It's not just me who sees this, either. I spent a good bit of time talking to developers at Google I/O, and the feeling amongst them all was the same. These new tools and the new features are going to have a major impact on the way we use our devices and the apps that run on them. Developers from Samsung and LG were excited about how they can incorporate all of the new features and layouts into their own versions of Android and their applications. Smaller development houses and independent developers were ecstatic with the new Android Studio and how it will help development times and costs, as well as the way they can compete with the big names using a beautiful new design language. The guys hard at work behind some of the big names in mobile apps already have ideas how to use the new features in innovative ways to make the apps we all already use even better. these are the people that will make the "new" Android the best Android. Jean-Baptiste Quéru, a former Googler who's now at Yahoo!, described it to me as the third generation of Android, where the foundation can be used across multiple devices in a consistent way. He's excited about what Yahoo! and everyone else can do with everything we have seen at Google I/O this year. And so am I.
There's one more piece of the puzzle we can't forget, and that's Android One. All the above is for naught if there is no way to get devices into the hands of the people that want and need them. While Android One may be a method to get the next billion connected, it also offers a consistent experience overseen by Google themselves while doing so. Devices that run Google's software well, like the Moto G or Moto E, will no longer be an outlier. This, in turn, will help the big names in device manufacturing improve their entry-level experience and sluggish cheap phones that ran poorly will become a thing of the past as users choose the better option. Everyone deserves a top-notch experience on their smartphone, and I believe we're all about to get one — at every price point.

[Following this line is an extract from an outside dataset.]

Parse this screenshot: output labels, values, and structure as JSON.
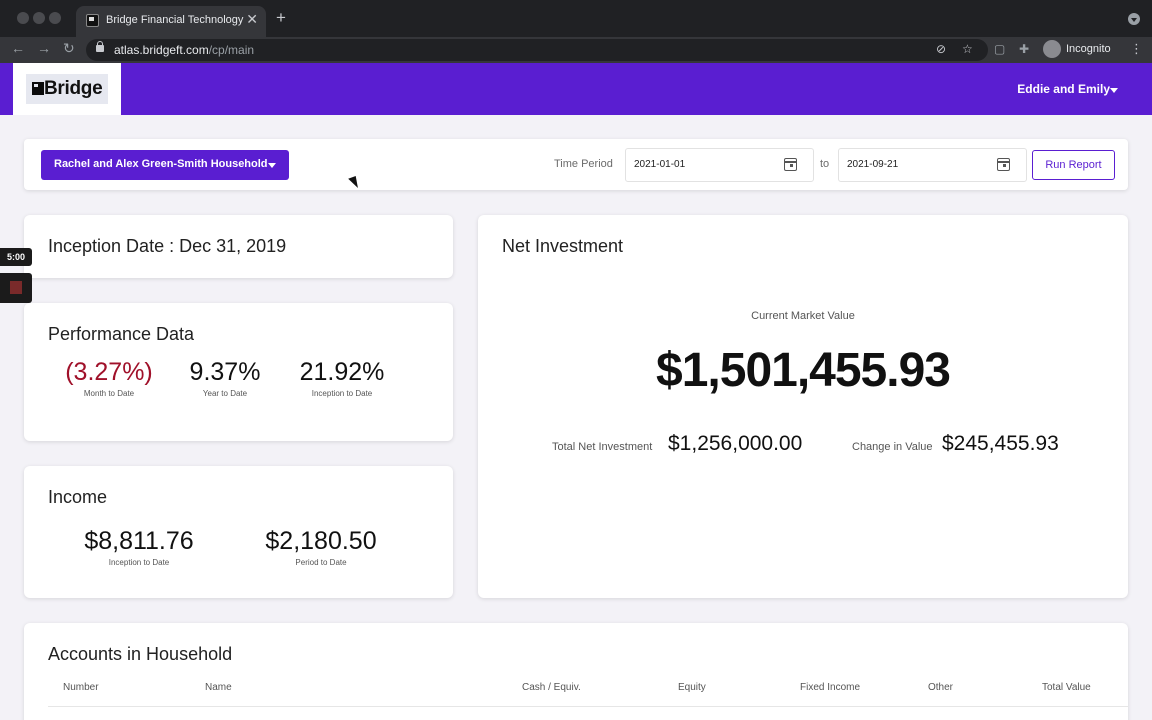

Everything we saw and learned at Google I/O was to build the future. A lot of it will change and iterate, and there will be snags along the way, but the new Android is going to be a wonderful thing.